book than Twain's contemporaries. That is how it should be. What we need
to do is take a collective breath and recognize that change is inherent in
any culture's relationship to its writers and their work. This too shall
About the question of a "dean" of Twain scholars. We do all of ourselves a
disservice if we think that it's necessary to crown any one person the
"dean" of our field. Let's be adult and stay clear of these kinds of titles
and honors. The work done by any number of individuals stands in strong
relief -- and all of our work is, in a genuine sense, collaborative. And
let's also be clear -- Alan chose to do this work. The work IS his
explanation. There is nothing more to be said. Besides, if you have read
the introduction to his edition or seen any of the interviews that he has
done, there is a clarity in his position. We may disagree with it. We may
want his position to be different. But it's there in the work. And let's
stop being disappointed in an individual because he has taken a different
scholarly path and let's stop thinking that his is now an apostate. Accept
this. And move on.
On Fri, Jan 7, 2011 at 11:02 AM, Harold Bush <[log in to unmask]> wrote:
> Folks; I'm still working through the implications of all this about AHF,
> but can now throw in a few cents -- sitting here in LA and waiting for the
> book exhibit to open (it was NOT open yesterday, for some unexplained
> I begin with an anecdote about Ted Williams -- who, when he passed, was
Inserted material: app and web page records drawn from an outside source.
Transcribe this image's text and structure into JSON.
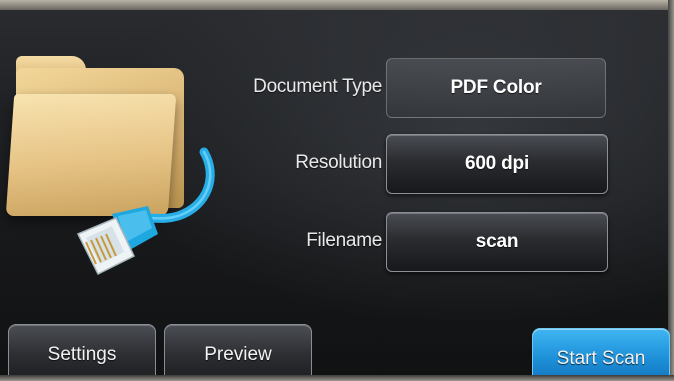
{
  "form": {
    "document_type": {
      "label": "Document Type",
      "value": "PDF Color"
    },
    "resolution": {
      "label": "Resolution",
      "value": "600 dpi"
    },
    "filename": {
      "label": "Filename",
      "value": "scan"
    }
  },
  "footer": {
    "settings_label": "Settings",
    "preview_label": "Preview",
    "start_scan_label": "Start Scan"
  },
  "icons": {
    "illustration": "folder-network-cable-icon"
  },
  "colors": {
    "primary_button": "#1d8fd8",
    "cable": "#29b6e8",
    "folder": "#e6c385"
  }
}
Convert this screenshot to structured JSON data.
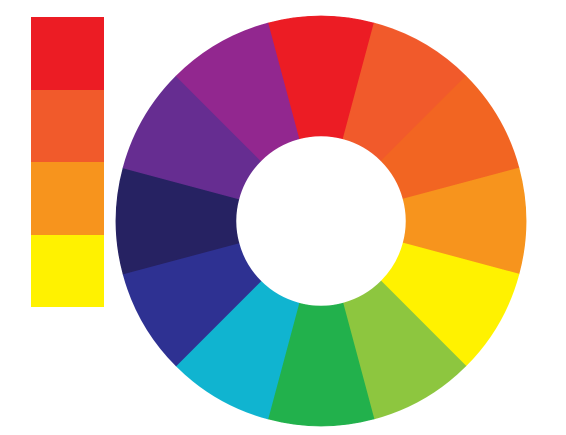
{
  "swatches": [
    {
      "name": "red",
      "color": "#EC1C24"
    },
    {
      "name": "red-orange",
      "color": "#F15A2B"
    },
    {
      "name": "orange",
      "color": "#F7941D"
    },
    {
      "name": "yellow",
      "color": "#FFF200"
    }
  ],
  "color_wheel": {
    "segments": [
      {
        "name": "red",
        "color": "#EC1C24"
      },
      {
        "name": "red-orange",
        "color": "#F15A2B"
      },
      {
        "name": "orange-red",
        "color": "#F26522"
      },
      {
        "name": "orange",
        "color": "#F7941D"
      },
      {
        "name": "yellow",
        "color": "#FFF200"
      },
      {
        "name": "yellow-green",
        "color": "#8DC63F"
      },
      {
        "name": "green",
        "color": "#22B14C"
      },
      {
        "name": "cyan",
        "color": "#10B4D0"
      },
      {
        "name": "blue",
        "color": "#2E3192"
      },
      {
        "name": "indigo",
        "color": "#262262"
      },
      {
        "name": "violet",
        "color": "#662D91"
      },
      {
        "name": "magenta-purple",
        "color": "#92278F"
      }
    ]
  }
}
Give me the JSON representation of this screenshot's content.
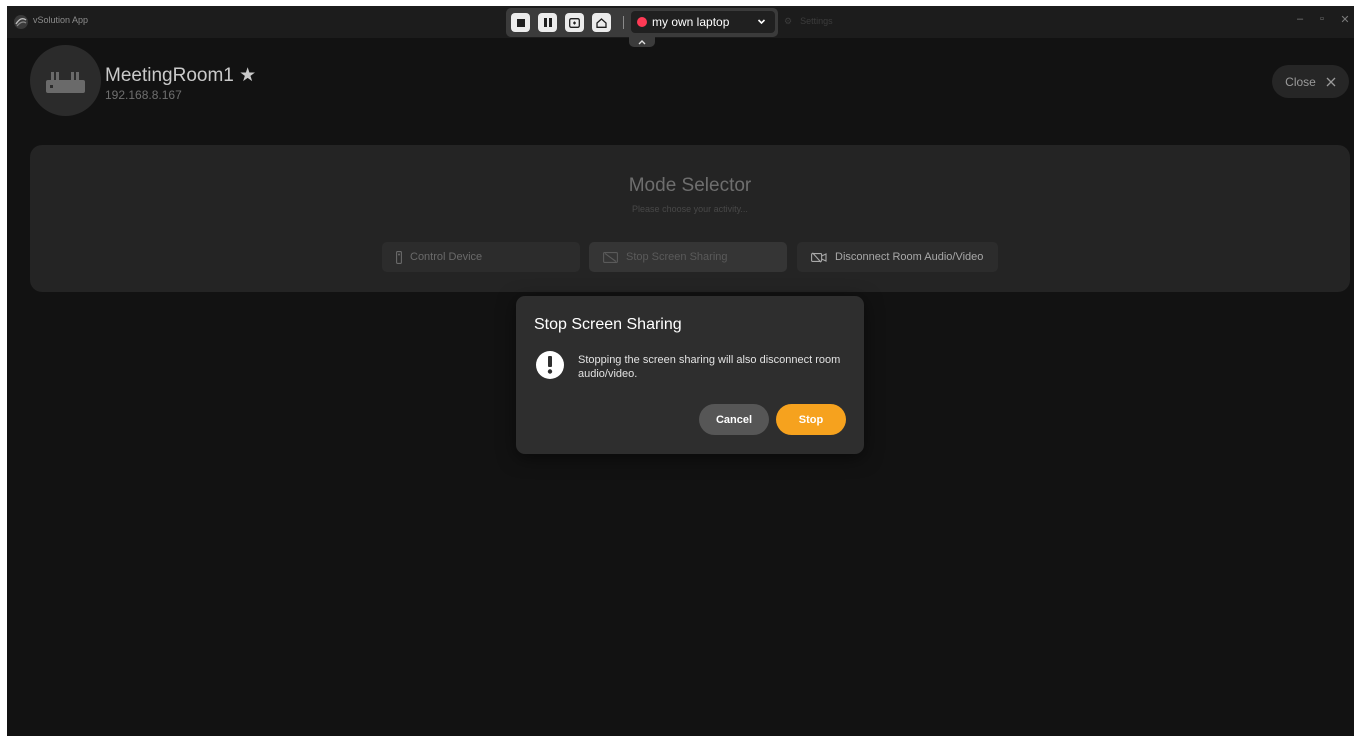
{
  "window": {
    "app_title": "vSolution App",
    "settings_label": "Settings"
  },
  "recording_toolbar": {
    "source_selected": "my own laptop",
    "record_color": "#ff3a55"
  },
  "device": {
    "name": "MeetingRoom1 ★",
    "ip": "192.168.8.167",
    "close_label": "Close"
  },
  "mode_selector": {
    "title": "Mode Selector",
    "subtitle": "Please choose your activity...",
    "buttons": [
      {
        "label": "Control Device",
        "icon": "remote-control-icon"
      },
      {
        "label": "Stop Screen Sharing",
        "icon": "screen-share-off-icon"
      },
      {
        "label": "Disconnect Room Audio/Video",
        "icon": "video-off-icon"
      }
    ]
  },
  "dialog": {
    "title": "Stop Screen Sharing",
    "message": "Stopping the screen sharing will also disconnect room audio/video.",
    "cancel_label": "Cancel",
    "stop_label": "Stop",
    "accent_color": "#f6a21e"
  }
}
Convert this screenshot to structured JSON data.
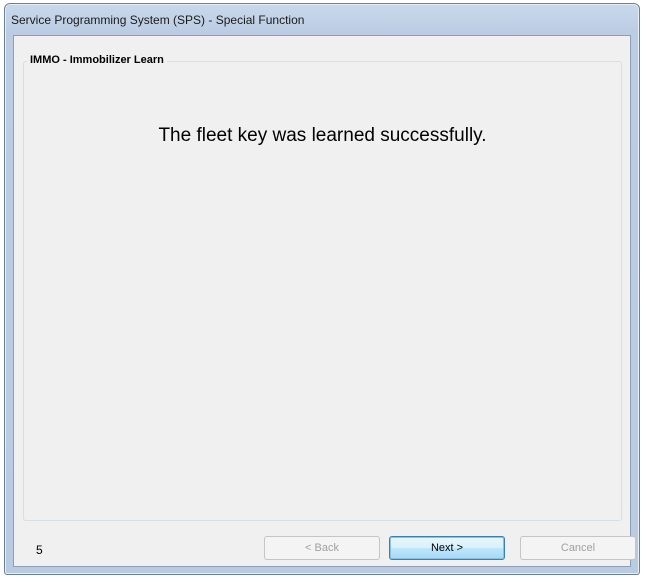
{
  "window": {
    "title": "Service Programming System (SPS) - Special Function"
  },
  "group": {
    "label": "IMMO - Immobilizer Learn"
  },
  "main": {
    "message": "The fleet key was learned successfully."
  },
  "footer": {
    "step_number": "5",
    "back_label": "< Back",
    "next_label": "Next >",
    "cancel_label": "Cancel"
  },
  "colors": {
    "titlebar": "#bccde3",
    "client_background": "#f0f0f0",
    "default_button_accent": "#3c7fb1"
  }
}
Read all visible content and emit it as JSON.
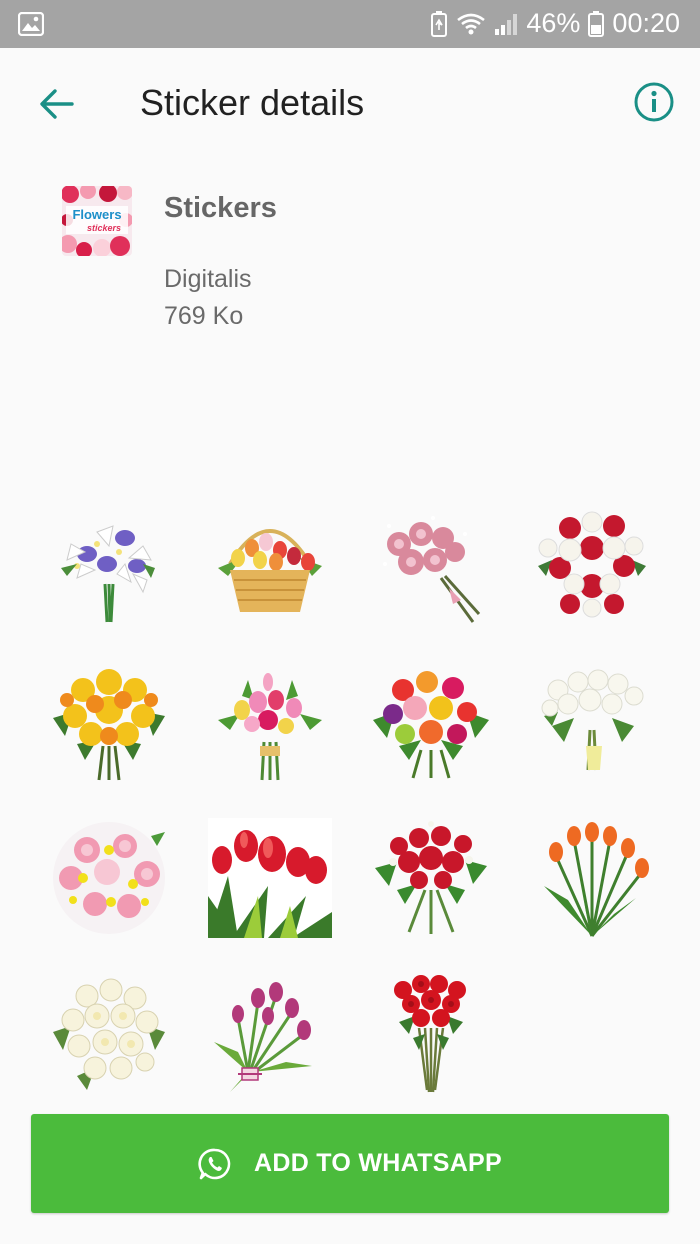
{
  "status_bar": {
    "battery": "46%",
    "time": "00:20"
  },
  "app_bar": {
    "title": "Sticker details"
  },
  "pack": {
    "name": "Stickers",
    "publisher": "Digitalis",
    "size": "769 Ko",
    "thumb_text_top": "Flowers",
    "thumb_text_bottom": "stickers"
  },
  "stickers": [
    "lily-iris-bouquet",
    "tulip-basket",
    "pink-rose-bouquet",
    "red-white-rose-bouquet",
    "yellow-orange-bouquet",
    "mixed-spring-bouquet",
    "colorful-mixed-bouquet",
    "white-rose-bouquet",
    "pink-chrysanthemum-bouquet",
    "red-tulips-closeup",
    "red-carnation-bouquet",
    "orange-tulips",
    "white-rose-round-bouquet",
    "purple-tulip-bouquet",
    "red-rose-bouquet"
  ],
  "add_button": {
    "label": "ADD TO WHATSAPP"
  },
  "colors": {
    "status_bar": "#a4a4a4",
    "accent": "#1a8f86",
    "button": "#4bbb3c"
  }
}
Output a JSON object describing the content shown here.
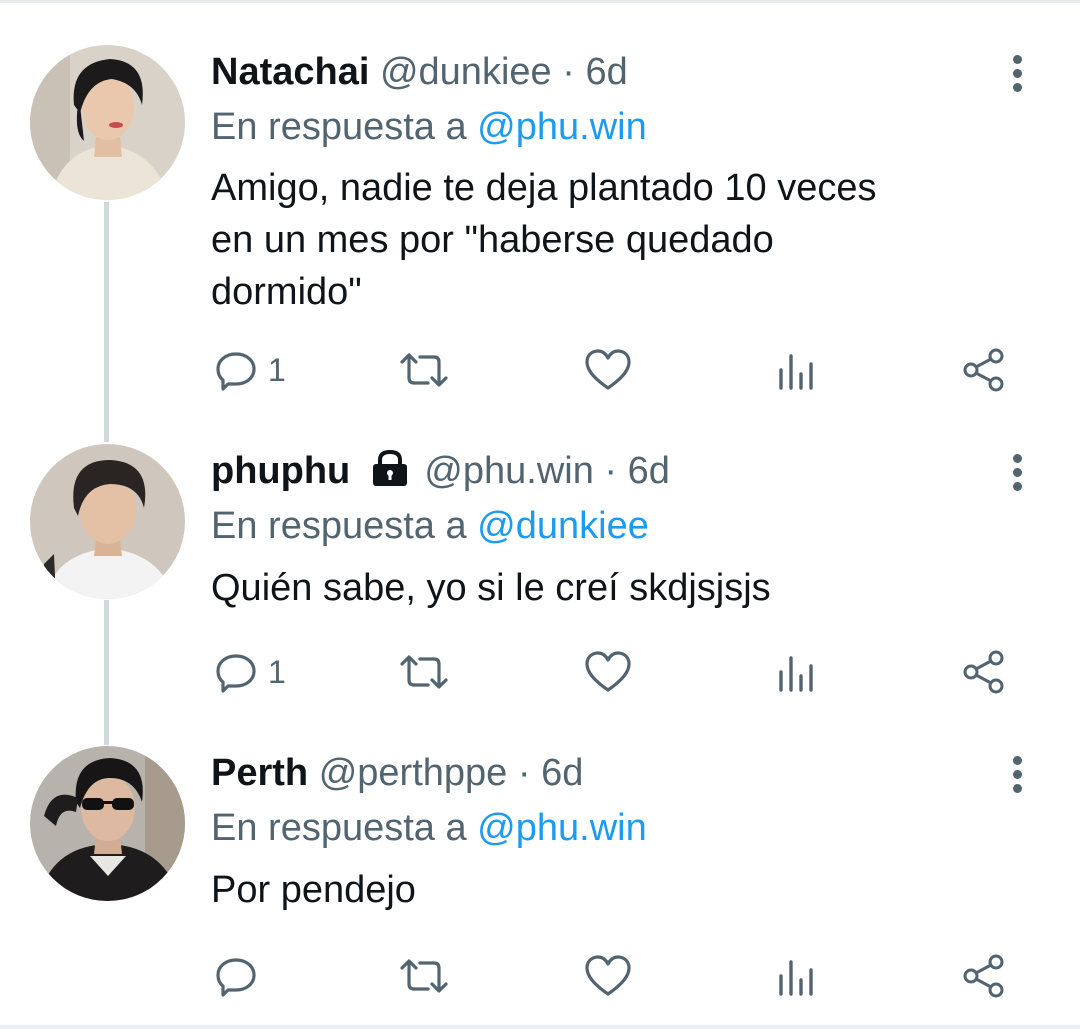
{
  "tweets": [
    {
      "name": "Natachai",
      "handle": "@dunkiee",
      "dot": "·",
      "time": "6d",
      "reply_prefix": "En respuesta a",
      "reply_to": "@phu.win",
      "lines": [
        "Amigo, nadie te deja plantado 10 veces",
        "en un mes por \"haberse quedado",
        "dormido\""
      ],
      "reply_count": "1",
      "locked": false,
      "avatar_colors": {
        "bg": "#d9d2c8",
        "face": "#e9c8ae",
        "hair": "#1c1a1a",
        "shirt": "#ece4d6"
      }
    },
    {
      "name": "phuphu",
      "handle": "@phu.win",
      "dot": "·",
      "time": "6d",
      "reply_prefix": "En respuesta a",
      "reply_to": "@dunkiee",
      "lines": [
        "Quién sabe, yo si le creí skdjsjsjs"
      ],
      "reply_count": "1",
      "locked": true,
      "avatar_colors": {
        "bg": "#cfc7bd",
        "face": "#e4c1a5",
        "hair": "#2a2522",
        "shirt": "#f3f3f3"
      }
    },
    {
      "name": "Perth",
      "handle": "@perthppe",
      "dot": "·",
      "time": "6d",
      "reply_prefix": "En respuesta a",
      "reply_to": "@phu.win",
      "lines": [
        "Por pendejo"
      ],
      "reply_count": "",
      "locked": false,
      "avatar_colors": {
        "bg": "#b7b2ab",
        "face": "#dcb9a0",
        "hair": "#171515",
        "shirt": "#1e1c1c"
      }
    }
  ],
  "icons": {
    "reply": "speech-bubble-icon",
    "retweet": "retweet-icon",
    "like": "heart-icon",
    "stats": "bar-chart-icon",
    "share": "share-icon",
    "more": "vertical-dots-icon",
    "lock": "lock-icon"
  },
  "colors": {
    "text": "#0f1419",
    "secondary": "#536471",
    "link": "#1d9bf0",
    "thread_line": "#cfd9de"
  }
}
> considered the "greatest living ballplayer." Immediately the debate
> about who was his logical replacement. Was it Warren Spahn? Willie Mays?
> Henry Aaron??? or (gasp!) a pitcher -- Bob Gibson? Bob Feller (who just
> died a few months ago)??
> Anyway, yes-- I do have a point. It seems strange, even uncanny, that this
> debate is timed just after the passing of Lou Budd, our own "best
> ballplayer," by many accounts. Because in my view, there are just a few
> other special scholars whose name I would utter as a potential new "dean"
> our craft.
> One of them is Alan Gribben. I admit I was very surprised to hear that he
> was behind this new project. But for now, and with all my reservations
> about what this brouhaha entails -- I'd like to give Alan a little leeway
> here, and I also think I'd like to speak on his behalf as one of the
> and most knowledgeable Twain scholars. There have been a few (vague)
> comments on here directed at Alan that approached the line between fair and
> mean, and that is very unfortunate.
> I do have reservations about this new, edited (bowdlerized?) text -- but
> Alan's credentials are impeccable and his character is well known to all of
> us. I guess I'd mostly like to corner him and hear his explanation,
> I'm sure he has one.
> Harold K. Bush, Ph.D
> Professor of English
> Saint Louis University
> St. Louis, MO 63108
> 314-977-3616 (w); 314-771-6795 (h)
Michael J. Kiskis
Leonard Tydings Grant Professor of American Literature
One Park Place
Elmira, NY 14901